- **Page and application data records**
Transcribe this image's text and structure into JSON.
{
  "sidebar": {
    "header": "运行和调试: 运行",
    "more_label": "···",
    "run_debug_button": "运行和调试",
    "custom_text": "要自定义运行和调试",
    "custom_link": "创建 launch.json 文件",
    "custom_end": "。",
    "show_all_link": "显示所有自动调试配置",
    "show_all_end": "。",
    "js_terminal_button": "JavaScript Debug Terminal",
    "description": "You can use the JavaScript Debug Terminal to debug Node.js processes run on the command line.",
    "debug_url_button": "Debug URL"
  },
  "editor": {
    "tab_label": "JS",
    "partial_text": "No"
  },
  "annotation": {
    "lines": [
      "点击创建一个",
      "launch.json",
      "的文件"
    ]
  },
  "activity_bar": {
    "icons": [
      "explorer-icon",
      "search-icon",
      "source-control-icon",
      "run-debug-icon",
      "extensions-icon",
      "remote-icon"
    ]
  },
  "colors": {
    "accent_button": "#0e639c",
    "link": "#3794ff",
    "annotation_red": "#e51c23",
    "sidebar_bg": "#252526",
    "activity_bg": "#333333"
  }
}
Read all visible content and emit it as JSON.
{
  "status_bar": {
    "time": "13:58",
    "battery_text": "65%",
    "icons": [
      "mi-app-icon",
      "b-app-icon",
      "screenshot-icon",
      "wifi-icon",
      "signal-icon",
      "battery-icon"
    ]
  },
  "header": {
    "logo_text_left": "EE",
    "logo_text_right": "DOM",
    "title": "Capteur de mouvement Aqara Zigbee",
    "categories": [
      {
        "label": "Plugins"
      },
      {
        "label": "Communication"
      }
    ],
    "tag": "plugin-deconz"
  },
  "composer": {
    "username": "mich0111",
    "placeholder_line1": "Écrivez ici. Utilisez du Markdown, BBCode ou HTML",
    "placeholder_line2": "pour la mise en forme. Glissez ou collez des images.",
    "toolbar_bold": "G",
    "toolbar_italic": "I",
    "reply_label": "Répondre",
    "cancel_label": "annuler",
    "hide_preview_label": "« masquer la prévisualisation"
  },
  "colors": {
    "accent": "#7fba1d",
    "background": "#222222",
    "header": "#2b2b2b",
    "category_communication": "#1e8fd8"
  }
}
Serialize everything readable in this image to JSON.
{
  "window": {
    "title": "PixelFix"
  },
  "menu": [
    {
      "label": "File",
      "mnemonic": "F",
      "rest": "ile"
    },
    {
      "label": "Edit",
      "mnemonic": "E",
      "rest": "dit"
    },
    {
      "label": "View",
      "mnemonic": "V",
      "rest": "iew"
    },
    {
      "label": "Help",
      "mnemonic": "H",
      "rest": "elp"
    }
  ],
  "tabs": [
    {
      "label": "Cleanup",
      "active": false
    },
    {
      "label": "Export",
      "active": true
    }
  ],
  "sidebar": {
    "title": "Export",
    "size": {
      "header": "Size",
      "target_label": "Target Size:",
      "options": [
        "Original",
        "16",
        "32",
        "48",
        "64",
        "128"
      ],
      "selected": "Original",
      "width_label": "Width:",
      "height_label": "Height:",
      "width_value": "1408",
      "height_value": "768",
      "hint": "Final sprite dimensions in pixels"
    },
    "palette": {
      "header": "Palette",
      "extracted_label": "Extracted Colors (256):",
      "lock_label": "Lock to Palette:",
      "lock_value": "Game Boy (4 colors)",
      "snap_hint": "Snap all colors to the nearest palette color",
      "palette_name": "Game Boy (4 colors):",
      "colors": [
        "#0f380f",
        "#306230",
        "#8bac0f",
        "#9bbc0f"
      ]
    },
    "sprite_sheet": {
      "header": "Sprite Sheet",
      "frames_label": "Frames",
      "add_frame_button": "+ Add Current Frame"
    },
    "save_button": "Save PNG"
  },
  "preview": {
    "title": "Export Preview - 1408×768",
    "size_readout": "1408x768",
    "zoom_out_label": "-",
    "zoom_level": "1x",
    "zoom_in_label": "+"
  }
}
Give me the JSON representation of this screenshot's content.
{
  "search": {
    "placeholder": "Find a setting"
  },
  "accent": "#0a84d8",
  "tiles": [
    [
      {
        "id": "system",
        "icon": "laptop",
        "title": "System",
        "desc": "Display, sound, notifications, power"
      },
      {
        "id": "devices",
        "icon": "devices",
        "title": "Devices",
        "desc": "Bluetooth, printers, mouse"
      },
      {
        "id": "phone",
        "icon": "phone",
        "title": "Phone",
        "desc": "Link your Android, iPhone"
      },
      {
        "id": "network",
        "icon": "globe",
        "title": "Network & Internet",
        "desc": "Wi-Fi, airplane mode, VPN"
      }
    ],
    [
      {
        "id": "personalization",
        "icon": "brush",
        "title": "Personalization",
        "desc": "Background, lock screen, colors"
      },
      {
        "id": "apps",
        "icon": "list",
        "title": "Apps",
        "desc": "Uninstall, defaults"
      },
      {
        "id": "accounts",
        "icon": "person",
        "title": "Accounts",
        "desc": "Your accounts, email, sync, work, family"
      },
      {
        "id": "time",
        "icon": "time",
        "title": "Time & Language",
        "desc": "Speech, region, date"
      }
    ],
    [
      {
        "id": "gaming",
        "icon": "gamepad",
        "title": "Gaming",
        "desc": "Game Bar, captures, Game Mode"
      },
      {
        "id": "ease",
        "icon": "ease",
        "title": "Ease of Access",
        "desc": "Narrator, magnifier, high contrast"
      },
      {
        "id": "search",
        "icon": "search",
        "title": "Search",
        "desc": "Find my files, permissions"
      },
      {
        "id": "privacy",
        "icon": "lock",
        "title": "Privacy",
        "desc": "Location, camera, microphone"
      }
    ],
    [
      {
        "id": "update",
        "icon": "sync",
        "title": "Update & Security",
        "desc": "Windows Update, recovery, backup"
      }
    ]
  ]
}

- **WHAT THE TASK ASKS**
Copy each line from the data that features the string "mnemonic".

- **FINISHED EXERCISE**
      "mnemonic": "F",
      "mnemonic": "E",
      "mnemonic": "V",
      "mnemonic": "H",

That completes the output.